• _Problem description_
Report how many lines of the data below contain "title". Give nothing besides the number.

• _Given data_

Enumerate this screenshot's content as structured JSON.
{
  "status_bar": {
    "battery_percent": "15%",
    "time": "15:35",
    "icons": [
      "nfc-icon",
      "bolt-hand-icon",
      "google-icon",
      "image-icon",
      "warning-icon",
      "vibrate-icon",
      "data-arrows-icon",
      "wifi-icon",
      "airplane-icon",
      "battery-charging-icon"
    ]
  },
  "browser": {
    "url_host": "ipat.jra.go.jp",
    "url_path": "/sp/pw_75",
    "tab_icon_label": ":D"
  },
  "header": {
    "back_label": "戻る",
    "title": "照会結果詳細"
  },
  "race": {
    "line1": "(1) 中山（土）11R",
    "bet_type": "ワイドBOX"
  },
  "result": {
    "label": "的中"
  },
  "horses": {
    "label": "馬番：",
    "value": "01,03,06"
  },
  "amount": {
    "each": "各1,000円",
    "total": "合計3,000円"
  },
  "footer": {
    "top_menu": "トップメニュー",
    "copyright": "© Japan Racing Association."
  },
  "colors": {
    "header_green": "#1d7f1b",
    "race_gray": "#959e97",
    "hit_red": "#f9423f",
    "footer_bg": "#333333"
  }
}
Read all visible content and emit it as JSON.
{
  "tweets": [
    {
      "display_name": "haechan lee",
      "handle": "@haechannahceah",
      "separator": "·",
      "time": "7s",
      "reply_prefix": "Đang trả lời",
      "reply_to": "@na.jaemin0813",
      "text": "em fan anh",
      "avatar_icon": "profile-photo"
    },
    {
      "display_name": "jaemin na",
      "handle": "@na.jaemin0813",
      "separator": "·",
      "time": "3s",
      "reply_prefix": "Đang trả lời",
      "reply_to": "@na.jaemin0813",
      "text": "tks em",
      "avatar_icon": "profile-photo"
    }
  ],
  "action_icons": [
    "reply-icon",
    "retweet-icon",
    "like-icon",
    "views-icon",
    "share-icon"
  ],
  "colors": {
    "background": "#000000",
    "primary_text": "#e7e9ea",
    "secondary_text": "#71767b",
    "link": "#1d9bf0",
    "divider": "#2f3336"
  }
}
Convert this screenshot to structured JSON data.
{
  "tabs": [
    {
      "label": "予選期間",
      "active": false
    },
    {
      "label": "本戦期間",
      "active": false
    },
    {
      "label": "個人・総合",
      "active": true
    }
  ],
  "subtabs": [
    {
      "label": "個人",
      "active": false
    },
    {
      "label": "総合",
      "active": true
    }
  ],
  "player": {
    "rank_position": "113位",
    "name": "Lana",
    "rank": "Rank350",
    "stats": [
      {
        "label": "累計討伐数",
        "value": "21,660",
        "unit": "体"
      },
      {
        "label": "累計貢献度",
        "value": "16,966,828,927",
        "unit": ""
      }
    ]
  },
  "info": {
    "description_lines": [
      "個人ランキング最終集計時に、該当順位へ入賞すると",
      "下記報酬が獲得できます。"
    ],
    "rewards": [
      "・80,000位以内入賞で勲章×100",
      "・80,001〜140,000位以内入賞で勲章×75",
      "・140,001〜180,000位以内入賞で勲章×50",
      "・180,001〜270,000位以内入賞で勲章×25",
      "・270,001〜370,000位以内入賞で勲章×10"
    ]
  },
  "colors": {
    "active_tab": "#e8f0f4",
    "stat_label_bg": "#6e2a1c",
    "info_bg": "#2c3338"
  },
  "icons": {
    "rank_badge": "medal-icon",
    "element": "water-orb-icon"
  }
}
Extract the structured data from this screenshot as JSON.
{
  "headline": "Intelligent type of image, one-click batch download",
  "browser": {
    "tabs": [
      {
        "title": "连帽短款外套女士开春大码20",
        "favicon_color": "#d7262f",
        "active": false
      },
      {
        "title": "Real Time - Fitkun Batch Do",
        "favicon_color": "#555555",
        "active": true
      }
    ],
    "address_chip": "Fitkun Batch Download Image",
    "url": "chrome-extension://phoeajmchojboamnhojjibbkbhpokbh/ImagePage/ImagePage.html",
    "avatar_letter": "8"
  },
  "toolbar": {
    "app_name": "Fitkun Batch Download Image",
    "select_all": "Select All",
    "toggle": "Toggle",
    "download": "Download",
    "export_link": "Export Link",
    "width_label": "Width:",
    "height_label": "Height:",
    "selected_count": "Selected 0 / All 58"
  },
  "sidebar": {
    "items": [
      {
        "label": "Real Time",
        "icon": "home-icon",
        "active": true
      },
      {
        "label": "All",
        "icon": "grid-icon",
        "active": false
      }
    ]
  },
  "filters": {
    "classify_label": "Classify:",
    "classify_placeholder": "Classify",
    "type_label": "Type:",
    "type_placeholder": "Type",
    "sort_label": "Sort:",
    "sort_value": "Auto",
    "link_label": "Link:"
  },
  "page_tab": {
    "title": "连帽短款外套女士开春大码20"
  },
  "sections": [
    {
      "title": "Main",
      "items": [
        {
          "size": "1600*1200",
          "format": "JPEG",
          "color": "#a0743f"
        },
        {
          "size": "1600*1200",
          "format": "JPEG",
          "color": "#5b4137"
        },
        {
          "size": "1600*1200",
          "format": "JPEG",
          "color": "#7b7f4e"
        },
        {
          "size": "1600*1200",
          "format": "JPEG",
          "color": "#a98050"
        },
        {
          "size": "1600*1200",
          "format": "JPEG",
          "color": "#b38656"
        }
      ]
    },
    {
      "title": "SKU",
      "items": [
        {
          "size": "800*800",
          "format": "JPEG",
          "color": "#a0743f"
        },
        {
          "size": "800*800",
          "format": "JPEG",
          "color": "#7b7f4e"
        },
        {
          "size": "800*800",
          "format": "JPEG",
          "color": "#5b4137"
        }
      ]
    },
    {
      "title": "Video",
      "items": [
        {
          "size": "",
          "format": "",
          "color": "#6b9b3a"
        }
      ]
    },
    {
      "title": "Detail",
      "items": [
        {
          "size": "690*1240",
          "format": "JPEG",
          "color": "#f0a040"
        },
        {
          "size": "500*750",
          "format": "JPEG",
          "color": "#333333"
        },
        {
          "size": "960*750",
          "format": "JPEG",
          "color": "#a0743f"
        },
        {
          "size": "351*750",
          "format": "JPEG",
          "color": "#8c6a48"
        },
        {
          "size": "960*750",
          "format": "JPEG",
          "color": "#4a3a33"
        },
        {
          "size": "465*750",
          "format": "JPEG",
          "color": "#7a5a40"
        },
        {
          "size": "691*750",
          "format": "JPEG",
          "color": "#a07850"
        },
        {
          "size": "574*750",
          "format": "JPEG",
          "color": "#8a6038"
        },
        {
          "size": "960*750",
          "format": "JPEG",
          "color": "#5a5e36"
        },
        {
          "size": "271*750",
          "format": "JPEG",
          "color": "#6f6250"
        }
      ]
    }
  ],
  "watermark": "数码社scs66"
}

• _Written answer_
8